Creator: Caraway, Georgia Kemp
Description: What common baking ingredient can conceal white rings on furniture? (Crushed pecans.) How do you detect a repair in a pottery vase you want to buy? (Look at it under a black light.) What’s the best way to remove water damage from your great-grandfather’s Bible? (Put it in your freezer.) Answers to these questions and many more are included in this convenient handbook by long-time antiques expert Dr. Georgia Kemp Caraway. Organized alphabetically, Tips, Tools, and Techniques is easy to consult about the cleaning and maintenance of common antique and collectible objects, including metal advertising signs, glassware, clothing, and jewelry. Addenda provide information such as how to get a good deal at auction, the dates of Chinese dynasties, and U.S. patent numbers. An especially handy pronunciation guide helps the monolingual among us speak with confidence about the provenance of Gallé ware and Schlegelmilch porcelain.

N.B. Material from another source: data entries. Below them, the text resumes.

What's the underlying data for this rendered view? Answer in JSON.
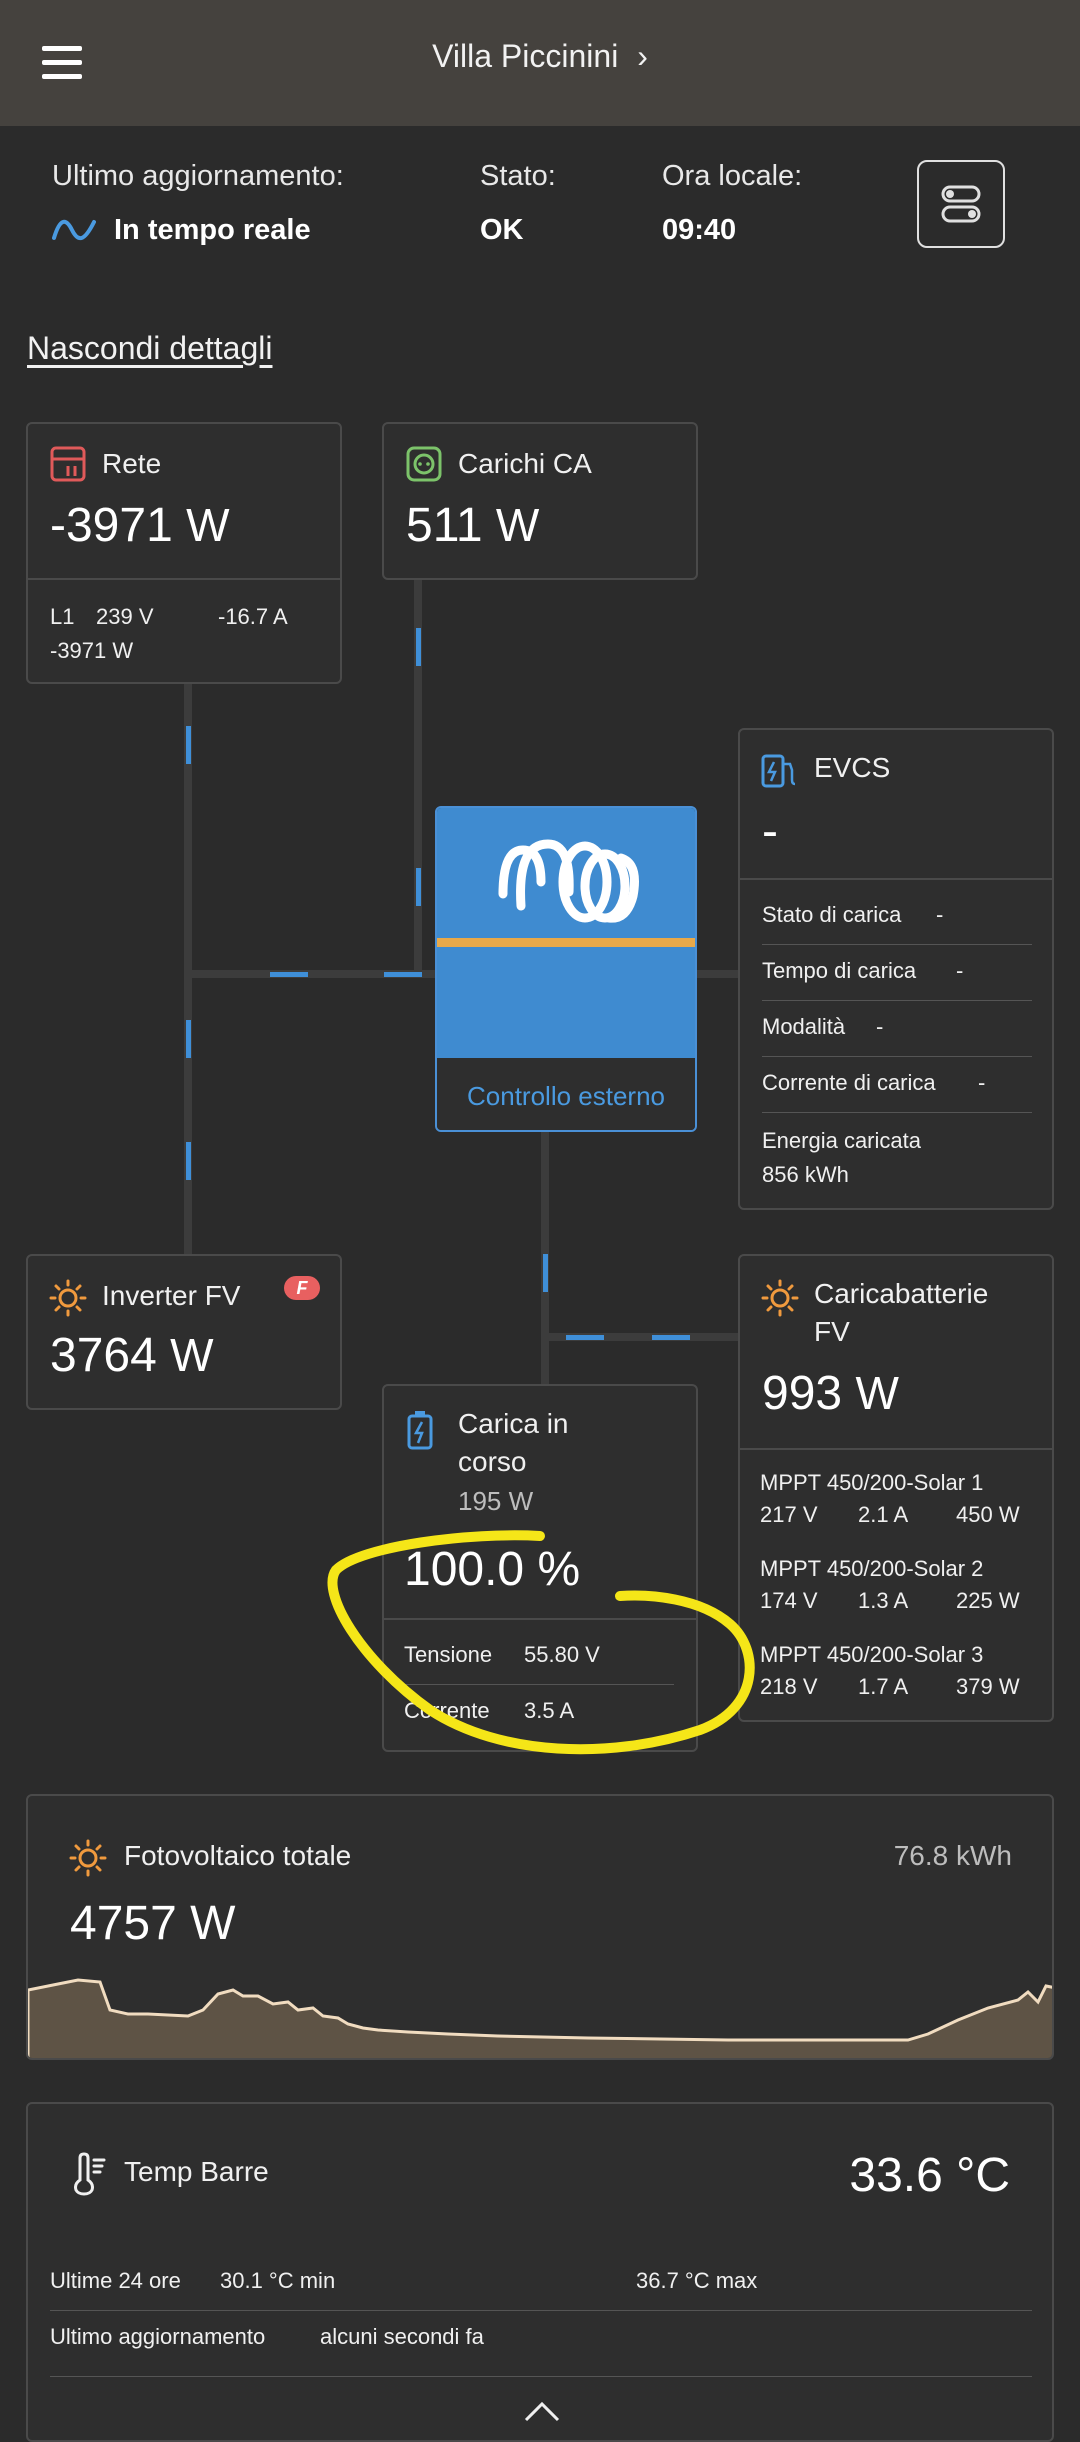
{
  "header": {
    "title": "Villa Piccinini",
    "chevron": "›"
  },
  "status": {
    "last_update_label": "Ultimo aggiornamento:",
    "last_update_value": "In tempo reale",
    "state_label": "Stato:",
    "state_value": "OK",
    "local_time_label": "Ora locale:",
    "local_time_value": "09:40"
  },
  "hide_details": "Nascondi dettagli",
  "grid": {
    "name": "Rete",
    "power": "-3971",
    "unit": "W",
    "l1_label": "L1",
    "l1_voltage": "239 V",
    "l1_current": "-16.7 A",
    "l1_power": "-3971 W"
  },
  "ac_loads": {
    "name": "Carichi CA",
    "power": "511",
    "unit": "W"
  },
  "evcs": {
    "name": "EVCS",
    "value": "-",
    "rows": [
      {
        "label": "Stato di carica",
        "value": "-"
      },
      {
        "label": "Tempo di carica",
        "value": "-"
      },
      {
        "label": "Modalità",
        "value": "-"
      },
      {
        "label": "Corrente di carica",
        "value": "-"
      }
    ],
    "energy_label": "Energia caricata",
    "energy_value": "856 kWh"
  },
  "inverter_unit": {
    "label": "Controllo esterno"
  },
  "pv_inverter": {
    "name": "Inverter FV",
    "power": "3764",
    "unit": "W",
    "badge": "F"
  },
  "battery": {
    "name_line1": "Carica in",
    "name_line2": "corso",
    "power": "195 W",
    "soc": "100.0 %",
    "voltage_label": "Tensione",
    "voltage": "55.80 V",
    "current_label": "Corrente",
    "current": "3.5 A"
  },
  "pv_charger": {
    "name_line1": "Caricabatterie",
    "name_line2": "FV",
    "power": "993",
    "unit": "W",
    "chargers": [
      {
        "name": "MPPT 450/200-Solar 1",
        "voltage": "217 V",
        "current": "2.1 A",
        "power": "450 W"
      },
      {
        "name": "MPPT 450/200-Solar 2",
        "voltage": "174 V",
        "current": "1.3 A",
        "power": "225 W"
      },
      {
        "name": "MPPT 450/200-Solar 3",
        "voltage": "218 V",
        "current": "1.7 A",
        "power": "379 W"
      }
    ]
  },
  "pv_total": {
    "name": "Fotovoltaico totale",
    "energy": "76.8 kWh",
    "power": "4757 W"
  },
  "temp": {
    "name": "Temp Barre",
    "value": "33.6 °C",
    "last24_label": "Ultime 24 ore",
    "min": "30.1 °C min",
    "max": "36.7 °C max",
    "update_label": "Ultimo aggiornamento",
    "update_value": "alcuni secondi fa"
  },
  "colors": {
    "accent_blue": "#3f8fd8",
    "grid_red": "#e05a5a",
    "loads_green": "#7cc36a",
    "solar_orange": "#f09a3e",
    "annotation_yellow": "#f5e618"
  }
}
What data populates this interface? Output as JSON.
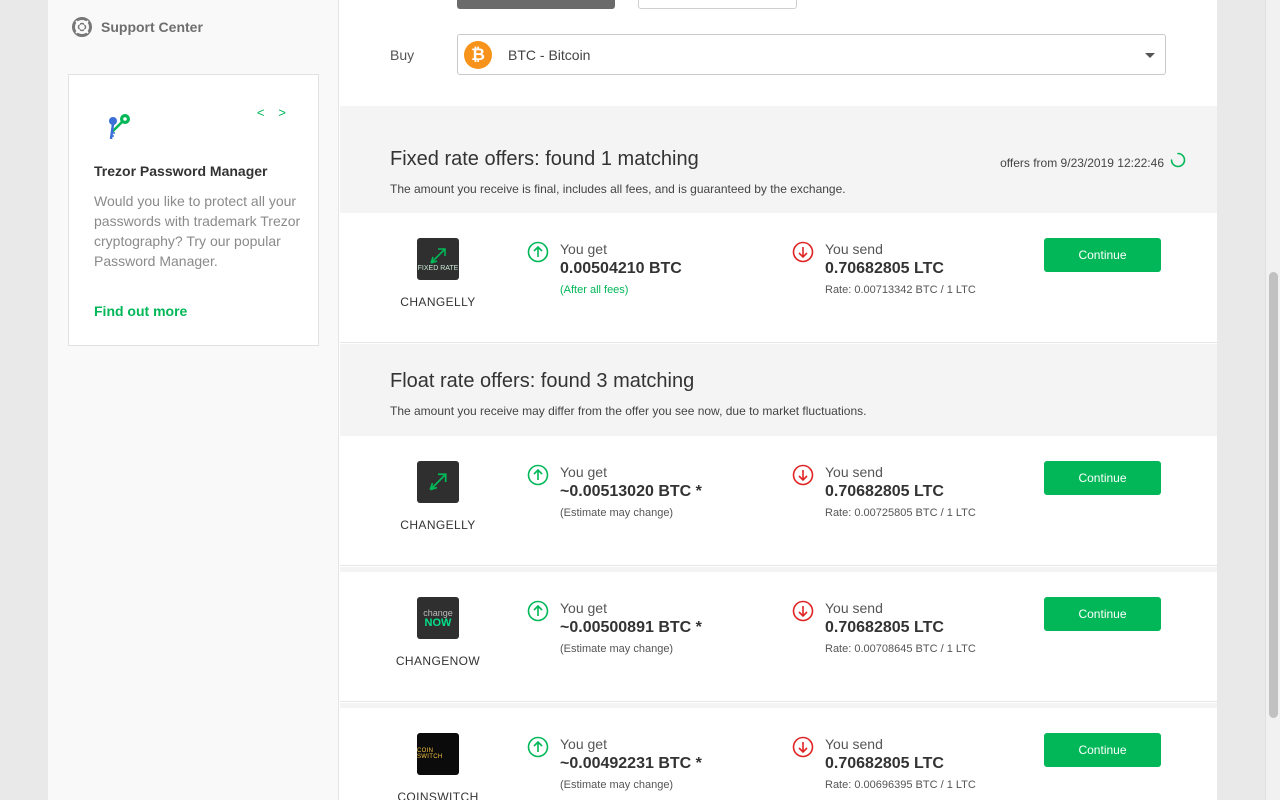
{
  "sidebar": {
    "support_label": "Support Center",
    "promo": {
      "prev": "<",
      "next": ">",
      "title": "Trezor Password Manager",
      "text": "Would you like to protect all your passwords with trademark Trezor cryptography? Try our popular Password Manager.",
      "link": "Find out more"
    }
  },
  "buy": {
    "label": "Buy",
    "selected": "BTC - Bitcoin",
    "coin_glyph": "₿"
  },
  "fixed": {
    "title": "Fixed rate offers: found 1 matching",
    "subtitle": "The amount you receive is final, includes all fees, and is guaranteed by the exchange.",
    "offers_from": "offers from 9/23/2019 12:22:46",
    "offers": [
      {
        "exchange": "CHANGELLY",
        "logo_sub": "FIXED RATE",
        "get_label": "You get",
        "get_amount": "0.00504210 BTC",
        "get_note": "(After all fees)",
        "send_label": "You send",
        "send_amount": "0.70682805 LTC",
        "rate": "Rate: 0.00713342 BTC / 1 LTC",
        "button": "Continue"
      }
    ]
  },
  "float": {
    "title": "Float rate offers: found 3 matching",
    "subtitle": "The amount you receive may differ from the offer you see now, due to market fluctuations.",
    "offers": [
      {
        "exchange": "CHANGELLY",
        "get_label": "You get",
        "get_amount": "~0.00513020 BTC *",
        "get_note": "(Estimate may change)",
        "send_label": "You send",
        "send_amount": "0.70682805 LTC",
        "rate": "Rate: 0.00725805 BTC / 1 LTC",
        "button": "Continue"
      },
      {
        "exchange": "CHANGENOW",
        "logo_top": "change",
        "logo_bottom": "NOW",
        "get_label": "You get",
        "get_amount": "~0.00500891 BTC *",
        "get_note": "(Estimate may change)",
        "send_label": "You send",
        "send_amount": "0.70682805 LTC",
        "rate": "Rate: 0.00708645 BTC / 1 LTC",
        "button": "Continue"
      },
      {
        "exchange": "COINSWITCH",
        "logo_text": "COIN SWITCH",
        "get_label": "You get",
        "get_amount": "~0.00492231 BTC *",
        "get_note": "(Estimate may change)",
        "send_label": "You send",
        "send_amount": "0.70682805 LTC",
        "rate": "Rate: 0.00696395 BTC / 1 LTC",
        "button": "Continue"
      }
    ]
  },
  "colors": {
    "accent": "#01b757",
    "send": "#e02424",
    "bitcoin": "#f7931a"
  }
}
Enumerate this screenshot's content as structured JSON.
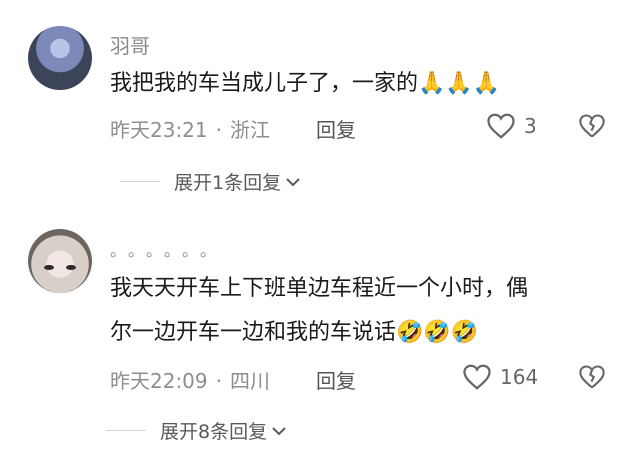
{
  "comments": [
    {
      "username": "羽哥",
      "content": "我把我的车当成儿子了，一家的",
      "emoji": "🙏🙏🙏",
      "time": "昨天23:21",
      "separator": "·",
      "location": "浙江",
      "reply_label": "回复",
      "like_count": "3",
      "expand_label": "展开1条回复"
    },
    {
      "username": "。。。。。。",
      "content_line1": "我天天开车上下班单边车程近一个小时，偶",
      "content_line2": "尔一边开车一边和我的车说话",
      "emoji": "🤣🤣🤣",
      "time": "昨天22:09",
      "separator": "·",
      "location": "四川",
      "reply_label": "回复",
      "like_count": "164",
      "expand_label": "展开8条回复"
    }
  ],
  "icons": {
    "heart": "heart-icon",
    "broken_heart": "broken-heart-icon",
    "chevron": "chevron-down-icon"
  }
}
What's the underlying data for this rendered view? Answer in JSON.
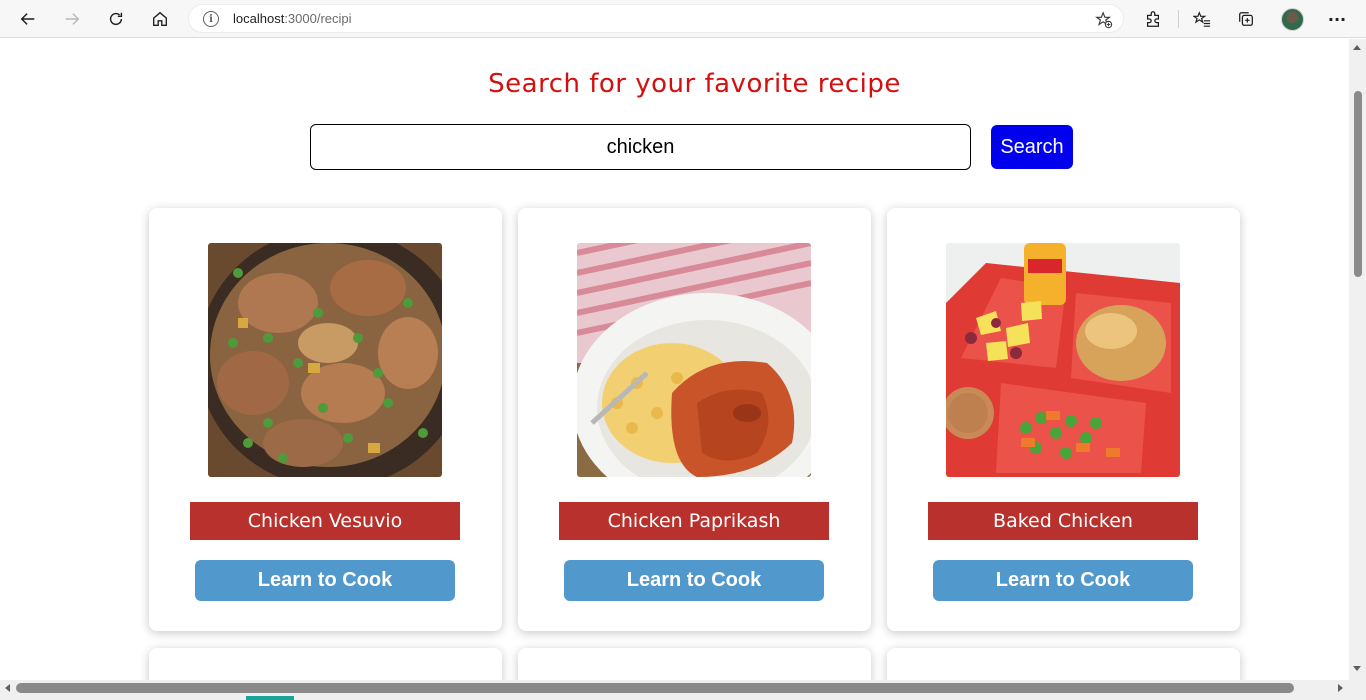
{
  "browser": {
    "url_host": "localhost",
    "url_path": ":3000/recipi",
    "nav_icons": [
      "back-arrow-icon",
      "forward-arrow-icon",
      "refresh-icon",
      "home-icon"
    ],
    "toolbar_icons": [
      "add-favorite-icon",
      "extensions-icon",
      "favorites-icon",
      "collections-icon",
      "profile-avatar",
      "more-icon"
    ],
    "more_label": "···"
  },
  "page": {
    "title": "Search for your favorite recipe",
    "title_color": "#d40f0f"
  },
  "search": {
    "value": "chicken",
    "button_label": "Search",
    "button_color": "#0000ee"
  },
  "recipes": [
    {
      "title": "Chicken Vesuvio",
      "button_label": "Learn to Cook",
      "image": "chicken-vesuvio-photo"
    },
    {
      "title": "Chicken Paprikash",
      "button_label": "Learn to Cook",
      "image": "chicken-paprikash-photo"
    },
    {
      "title": "Baked Chicken",
      "button_label": "Learn to Cook",
      "image": "baked-chicken-tray-photo"
    }
  ],
  "colors": {
    "title_bar": "#b8312c",
    "cook_button": "#5199cc"
  }
}
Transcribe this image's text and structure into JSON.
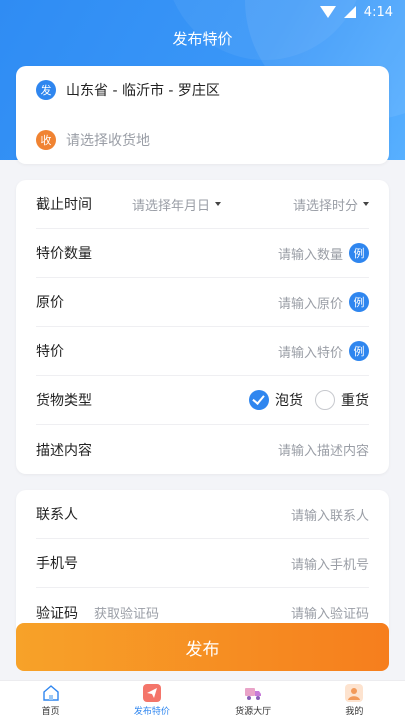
{
  "status_bar": {
    "time": "4:14"
  },
  "header": {
    "title": "发布特价"
  },
  "address": {
    "from_tag": "发",
    "from_value": "山东省 - 临沂市 - 罗庄区",
    "to_tag": "收",
    "to_placeholder": "请选择收货地"
  },
  "form": {
    "deadline": {
      "label": "截止时间",
      "date_placeholder": "请选择年月日",
      "time_placeholder": "请选择时分"
    },
    "quantity": {
      "label": "特价数量",
      "placeholder": "请输入数量",
      "example": "例"
    },
    "original_price": {
      "label": "原价",
      "placeholder": "请输入原价",
      "example": "例"
    },
    "special_price": {
      "label": "特价",
      "placeholder": "请输入特价",
      "example": "例"
    },
    "cargo_type": {
      "label": "货物类型",
      "options": [
        "泡货",
        "重货"
      ],
      "selected": "泡货"
    },
    "description": {
      "label": "描述内容",
      "placeholder": "请输入描述内容"
    }
  },
  "contact": {
    "name": {
      "label": "联系人",
      "placeholder": "请输入联系人"
    },
    "phone": {
      "label": "手机号",
      "placeholder": "请输入手机号"
    },
    "code": {
      "label": "验证码",
      "action": "获取验证码",
      "placeholder": "请输入验证码"
    }
  },
  "publish_label": "发布",
  "tabbar": {
    "items": [
      {
        "label": "首页",
        "icon": "home-icon"
      },
      {
        "label": "发布特价",
        "icon": "send-icon"
      },
      {
        "label": "货源大厅",
        "icon": "truck-icon"
      },
      {
        "label": "我的",
        "icon": "user-icon"
      }
    ],
    "active_index": 1
  },
  "colors": {
    "primary": "#2f86ef",
    "accent": "#f67e1d",
    "muted": "#9a9ea6"
  }
}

Compact yet authoritative, this handbook will appeal to both dealers and buyers, as well as everyone with something from Grandma in the attic.
Contributing Partner: UNT Press